The best time to plant out salvias is from late May to early June, or as soon as possible after the risk of late spring frosts have passed. This gives the plants the maximum time to establish and get their roots down before winter. If you purchase the plants late in the season, they are best kept frost free and planted out the following spring.
Many Salvias are reasonably hardy if planted in a sheltered sunny position. The soil should not be over rich, and winter drainage must be good. It is advisable to take a few cuttings in late summer as insurance. If required the tender salvias can be lifted, potted and grown on under protection in a greenhouse or conservatory.
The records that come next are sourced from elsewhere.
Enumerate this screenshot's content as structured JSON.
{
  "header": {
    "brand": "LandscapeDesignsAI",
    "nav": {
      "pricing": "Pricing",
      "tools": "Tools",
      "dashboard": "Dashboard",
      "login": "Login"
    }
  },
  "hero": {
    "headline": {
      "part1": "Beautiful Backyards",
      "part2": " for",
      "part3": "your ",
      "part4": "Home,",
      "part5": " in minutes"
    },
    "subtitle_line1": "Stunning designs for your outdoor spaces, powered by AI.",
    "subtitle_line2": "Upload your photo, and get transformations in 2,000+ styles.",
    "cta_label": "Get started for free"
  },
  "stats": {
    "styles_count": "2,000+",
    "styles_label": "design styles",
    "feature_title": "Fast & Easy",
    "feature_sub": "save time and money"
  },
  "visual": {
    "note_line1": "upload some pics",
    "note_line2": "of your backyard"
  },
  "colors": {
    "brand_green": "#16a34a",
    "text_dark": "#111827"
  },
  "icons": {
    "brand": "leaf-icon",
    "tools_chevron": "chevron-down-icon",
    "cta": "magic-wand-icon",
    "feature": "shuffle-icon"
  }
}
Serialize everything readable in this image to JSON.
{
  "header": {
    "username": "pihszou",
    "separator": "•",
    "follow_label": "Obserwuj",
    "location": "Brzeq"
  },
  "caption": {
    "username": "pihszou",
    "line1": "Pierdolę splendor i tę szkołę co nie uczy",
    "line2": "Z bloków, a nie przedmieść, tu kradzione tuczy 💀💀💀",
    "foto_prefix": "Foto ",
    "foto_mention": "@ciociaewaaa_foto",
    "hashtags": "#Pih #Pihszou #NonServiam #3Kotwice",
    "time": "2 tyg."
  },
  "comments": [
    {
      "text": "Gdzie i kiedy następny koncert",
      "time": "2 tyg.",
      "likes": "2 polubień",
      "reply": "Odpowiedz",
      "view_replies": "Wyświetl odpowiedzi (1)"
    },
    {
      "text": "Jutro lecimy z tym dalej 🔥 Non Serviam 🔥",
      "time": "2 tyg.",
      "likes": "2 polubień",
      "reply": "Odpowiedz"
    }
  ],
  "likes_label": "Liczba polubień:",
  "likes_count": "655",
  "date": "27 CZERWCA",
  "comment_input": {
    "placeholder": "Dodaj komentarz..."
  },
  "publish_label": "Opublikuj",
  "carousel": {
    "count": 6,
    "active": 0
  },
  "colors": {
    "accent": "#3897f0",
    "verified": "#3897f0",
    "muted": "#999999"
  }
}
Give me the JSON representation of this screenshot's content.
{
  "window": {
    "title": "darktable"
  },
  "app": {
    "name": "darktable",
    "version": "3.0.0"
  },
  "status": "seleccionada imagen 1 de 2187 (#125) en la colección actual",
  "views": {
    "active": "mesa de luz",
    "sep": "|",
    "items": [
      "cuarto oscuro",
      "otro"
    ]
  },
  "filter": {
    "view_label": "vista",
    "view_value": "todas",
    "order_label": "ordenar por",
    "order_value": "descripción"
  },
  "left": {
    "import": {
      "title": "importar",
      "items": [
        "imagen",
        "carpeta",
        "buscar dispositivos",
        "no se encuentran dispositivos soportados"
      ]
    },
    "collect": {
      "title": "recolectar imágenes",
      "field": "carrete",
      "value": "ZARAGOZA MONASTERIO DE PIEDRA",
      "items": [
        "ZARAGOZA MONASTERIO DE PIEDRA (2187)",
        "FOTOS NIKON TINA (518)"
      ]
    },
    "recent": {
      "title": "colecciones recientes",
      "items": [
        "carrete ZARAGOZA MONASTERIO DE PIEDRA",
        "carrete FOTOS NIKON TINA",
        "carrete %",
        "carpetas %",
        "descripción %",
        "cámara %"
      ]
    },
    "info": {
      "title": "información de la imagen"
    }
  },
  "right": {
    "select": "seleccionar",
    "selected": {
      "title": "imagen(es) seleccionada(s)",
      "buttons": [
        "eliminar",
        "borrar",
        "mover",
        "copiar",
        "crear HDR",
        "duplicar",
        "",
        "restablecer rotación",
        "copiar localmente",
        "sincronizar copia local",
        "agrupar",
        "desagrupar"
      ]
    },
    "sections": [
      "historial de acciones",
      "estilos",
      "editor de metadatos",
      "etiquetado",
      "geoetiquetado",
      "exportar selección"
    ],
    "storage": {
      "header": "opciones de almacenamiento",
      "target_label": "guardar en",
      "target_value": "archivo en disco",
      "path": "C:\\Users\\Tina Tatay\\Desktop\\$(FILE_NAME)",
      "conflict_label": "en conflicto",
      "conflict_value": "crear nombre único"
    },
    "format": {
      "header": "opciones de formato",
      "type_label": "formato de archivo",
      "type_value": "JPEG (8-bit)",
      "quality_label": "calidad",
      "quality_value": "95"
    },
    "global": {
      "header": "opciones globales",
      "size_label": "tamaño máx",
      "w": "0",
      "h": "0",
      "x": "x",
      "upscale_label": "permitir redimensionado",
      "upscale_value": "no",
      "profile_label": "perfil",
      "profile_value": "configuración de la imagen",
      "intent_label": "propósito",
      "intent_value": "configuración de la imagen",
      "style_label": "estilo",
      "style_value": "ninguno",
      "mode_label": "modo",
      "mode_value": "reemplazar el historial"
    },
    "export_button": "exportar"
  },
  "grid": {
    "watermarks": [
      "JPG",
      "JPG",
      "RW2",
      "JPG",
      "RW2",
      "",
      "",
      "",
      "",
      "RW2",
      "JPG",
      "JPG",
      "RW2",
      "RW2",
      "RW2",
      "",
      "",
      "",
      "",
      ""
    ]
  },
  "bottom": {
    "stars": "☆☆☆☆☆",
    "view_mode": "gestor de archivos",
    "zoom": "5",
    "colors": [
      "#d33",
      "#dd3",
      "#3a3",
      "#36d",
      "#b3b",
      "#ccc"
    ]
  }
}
Salvias have few demands, but some are brittle and require support (Salvia ‘Caradonna’ in my experience) when planted out in an open or windy position. The frequent removal of old flower heads will promote lots more new flowers. Do not be tempted to trim back and tidy your established salvias until late spring, when the new growth has started and the risk of frosts has passed.